Risks abound in today’s challenging business environment. Business owners and their advisors must constantly be on the lookout for emerging risks that threaten business operations and financial reporting. In light of these changes, the Auditing Standards Board (ASB) has issued a proposal that would revise its audit standards related to risk assessment.
Keeping up with the times
The ASB, which is the part of the American Institute of Certified Public Accountants (AICPA), sets the standards for audits of private companies. In recent years, the business environments have changed dramatically, so the ASB has proposed updates to the risk assessment standards to stay current with these rapid changes. Auditors use risk assessment to determine the nature and scope of confirmation, testing, inquiry, and analytical procedures that are appropriate during companies’ external audits.
If adopted, the proposed Statement on Auditing Standards (SAS), Understanding the Entity and Its Environment and Assessing the Risks of Material Misstatement, would supersede SAS No. 122, Statements on Auditing Standards: Clarification and Recodification, and AU-C Section 315, Identifying and Assessing the Risks of Material Misstatement Through Understanding the Entity and its Environment. The proposal would also revise other AU-C sections.
The AICPA says the proposed SAS has some origins based on the International Standard on Auditing (ISA) No. 315, Identifying and Assessing the Risks of Material Misstatement, issued by the International Auditing and Assurance Standards Board (IAASB). The ASB’s proposal strives to converge U.S. auditing standards with international auditing standards while considering the unique circumstances of U.S. business environment.

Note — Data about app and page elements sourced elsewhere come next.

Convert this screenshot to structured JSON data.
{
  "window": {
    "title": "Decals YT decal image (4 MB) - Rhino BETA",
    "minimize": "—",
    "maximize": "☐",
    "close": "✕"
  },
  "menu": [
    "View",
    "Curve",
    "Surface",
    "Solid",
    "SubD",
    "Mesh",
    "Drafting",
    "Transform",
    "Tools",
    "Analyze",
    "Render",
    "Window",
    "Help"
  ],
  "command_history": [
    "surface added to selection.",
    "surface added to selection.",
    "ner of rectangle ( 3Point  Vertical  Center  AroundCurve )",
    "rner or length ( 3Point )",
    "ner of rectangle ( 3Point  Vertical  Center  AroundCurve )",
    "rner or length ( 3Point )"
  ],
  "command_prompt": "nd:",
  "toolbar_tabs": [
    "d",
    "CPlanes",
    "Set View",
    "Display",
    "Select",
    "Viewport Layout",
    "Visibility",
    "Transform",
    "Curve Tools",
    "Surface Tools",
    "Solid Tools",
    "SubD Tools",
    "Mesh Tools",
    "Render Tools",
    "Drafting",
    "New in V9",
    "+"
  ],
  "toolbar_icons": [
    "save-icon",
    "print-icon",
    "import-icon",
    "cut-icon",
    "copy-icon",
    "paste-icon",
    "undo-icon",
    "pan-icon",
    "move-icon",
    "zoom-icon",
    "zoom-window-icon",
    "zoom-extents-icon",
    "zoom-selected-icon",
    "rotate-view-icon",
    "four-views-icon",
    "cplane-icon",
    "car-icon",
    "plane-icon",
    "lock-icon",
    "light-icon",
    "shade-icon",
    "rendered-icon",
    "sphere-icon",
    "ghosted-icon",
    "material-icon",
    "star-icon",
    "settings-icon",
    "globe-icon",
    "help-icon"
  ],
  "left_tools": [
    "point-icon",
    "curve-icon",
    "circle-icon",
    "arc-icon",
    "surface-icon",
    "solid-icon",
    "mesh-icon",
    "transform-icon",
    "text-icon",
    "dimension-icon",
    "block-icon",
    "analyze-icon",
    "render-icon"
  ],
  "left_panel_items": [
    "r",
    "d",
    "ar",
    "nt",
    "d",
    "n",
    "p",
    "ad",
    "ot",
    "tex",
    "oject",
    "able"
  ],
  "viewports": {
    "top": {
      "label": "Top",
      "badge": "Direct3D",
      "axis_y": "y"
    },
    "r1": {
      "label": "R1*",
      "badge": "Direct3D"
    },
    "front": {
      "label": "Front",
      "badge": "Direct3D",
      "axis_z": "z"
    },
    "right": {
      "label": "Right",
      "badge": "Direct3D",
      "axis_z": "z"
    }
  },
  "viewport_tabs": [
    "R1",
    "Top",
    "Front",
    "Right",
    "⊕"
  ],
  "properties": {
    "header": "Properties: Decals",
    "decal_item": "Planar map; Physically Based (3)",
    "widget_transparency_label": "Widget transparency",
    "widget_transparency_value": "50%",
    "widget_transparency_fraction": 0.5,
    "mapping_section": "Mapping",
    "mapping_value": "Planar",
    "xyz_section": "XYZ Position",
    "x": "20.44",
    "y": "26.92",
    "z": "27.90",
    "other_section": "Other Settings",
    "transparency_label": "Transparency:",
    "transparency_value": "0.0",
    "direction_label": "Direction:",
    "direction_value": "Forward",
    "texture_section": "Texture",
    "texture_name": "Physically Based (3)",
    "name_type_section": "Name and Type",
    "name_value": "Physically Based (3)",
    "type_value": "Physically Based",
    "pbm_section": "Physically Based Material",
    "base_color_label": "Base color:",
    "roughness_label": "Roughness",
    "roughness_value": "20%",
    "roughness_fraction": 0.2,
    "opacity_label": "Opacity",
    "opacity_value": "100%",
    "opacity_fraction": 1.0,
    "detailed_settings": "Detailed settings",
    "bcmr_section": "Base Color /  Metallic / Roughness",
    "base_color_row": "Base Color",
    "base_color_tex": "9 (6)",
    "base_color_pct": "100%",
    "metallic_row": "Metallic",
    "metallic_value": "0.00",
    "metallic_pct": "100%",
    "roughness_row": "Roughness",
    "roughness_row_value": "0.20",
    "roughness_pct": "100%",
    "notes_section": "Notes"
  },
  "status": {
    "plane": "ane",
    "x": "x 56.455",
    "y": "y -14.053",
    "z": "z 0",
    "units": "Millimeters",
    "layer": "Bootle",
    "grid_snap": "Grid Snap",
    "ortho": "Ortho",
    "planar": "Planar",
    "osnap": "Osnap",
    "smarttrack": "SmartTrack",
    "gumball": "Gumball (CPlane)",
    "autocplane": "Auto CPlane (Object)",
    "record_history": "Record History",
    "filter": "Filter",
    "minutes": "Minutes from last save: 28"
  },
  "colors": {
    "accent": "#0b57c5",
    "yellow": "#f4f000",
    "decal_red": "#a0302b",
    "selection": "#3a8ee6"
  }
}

The proposed SAS would enhance the guidance on identifying and assessing risks of material misstatement and adds infuses on addressing a company’s system of internal controls and information technology (IT). The proposal also includes new guidance aimed at enhancing the auditor’s professional skepticism and revises the definition of “significant risk” to address where risks lie on a spectrum of inherent risk.
The proposed definition is an identified risk of material misstatement “for which the assessment of inherent risk is close to the upper end of the spectrum of inherent risk due to the degree to which inherent risk factors affect the combination of the likelihood of a misstatement occurring and the magnitude of the potential misstatement should that misstatement occur, or that is to be treated as a significant risk in accordance with the requirements of other AU-C sections.”
Currently, the definition focuses on risks that require special audit considerations. But oversite inspection findings show that there has been a lack of consistency when determining significant risks.
The ASB believes that one of the main reasons for this inconsistency lies in the definition of “significant risk.” The proposal notes that the current definition focuses the auditor on the response to the risk, rather than the nature of the risk.
Comments on the ASB’s proposal are due by Nov. 25. If issued as final, the proposed SAS will be effective for audits of financial statements for periods ending on or after Dec. 15, 2023.
The effective date of the proposed SAS would be several years away if it’s approved. But auditors are keenly aware of today’s volatile market conditions, and they recognize that prior years’ risk assessments may need to be updated to maintain audit quality. During the upcoming audit season, be prepared for more audit procedures (including testing and inquiry) related to your company’s internal controls, cyberthreats, and other risk factors as your auditors assess your current situation.
Reach out to a KraftCPAs advisor to see how these pending changes could impact your future assurance services.